Source: Associated Press
By MENELAOS HADJICOTSIS
NICOSIA, Cyprus (AP) — At over 60 meters (200 feet) high, the four black-coned minarets of the nearly completed Hala Sultan mosque tower over the plain of Mesaoria in the northern, Turkish Cypriot part of ethnically divided Cyprus.
The imposing, Turkish-funded structure that’s believed to be the largest mosque on the east Mediterranean island will hold as many as 3,000 worshippers beneath its massive domes. It’s named after Umm Haram, who legend says was a relative of the Prophet Muhammad and who died in Cyprus after falling off her mule during a 7th-century Muslim military campaign.
But the construction of the huge mosque has become emblematic of fears held by some Turkish Cypriots that a resurgence of the Islamic faith is a direct assault on their long-held secular way of life, and a means by which Turkey can further expand and entrench its control over all facets of their 270,000-strong community.
Religious leaders and education authorities in the north counter such talk as baseless fear-mongering among a radically secular few.
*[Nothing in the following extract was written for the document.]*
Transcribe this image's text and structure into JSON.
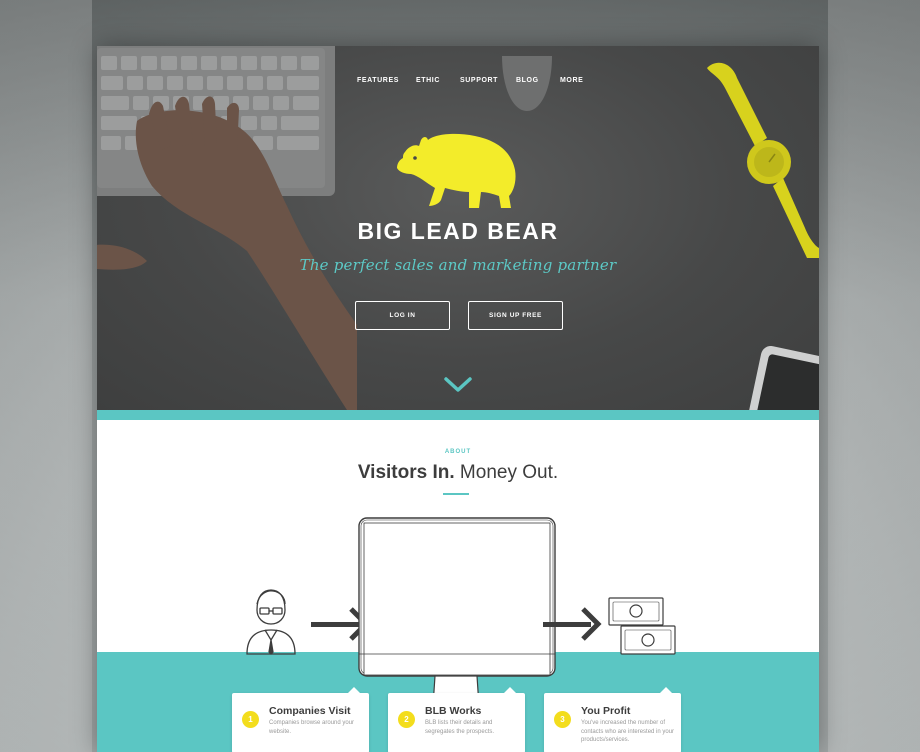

They insist what’s happening is the restoration of Islam at the core of Turkish Cypriots’ collective identity, as it was for centuries.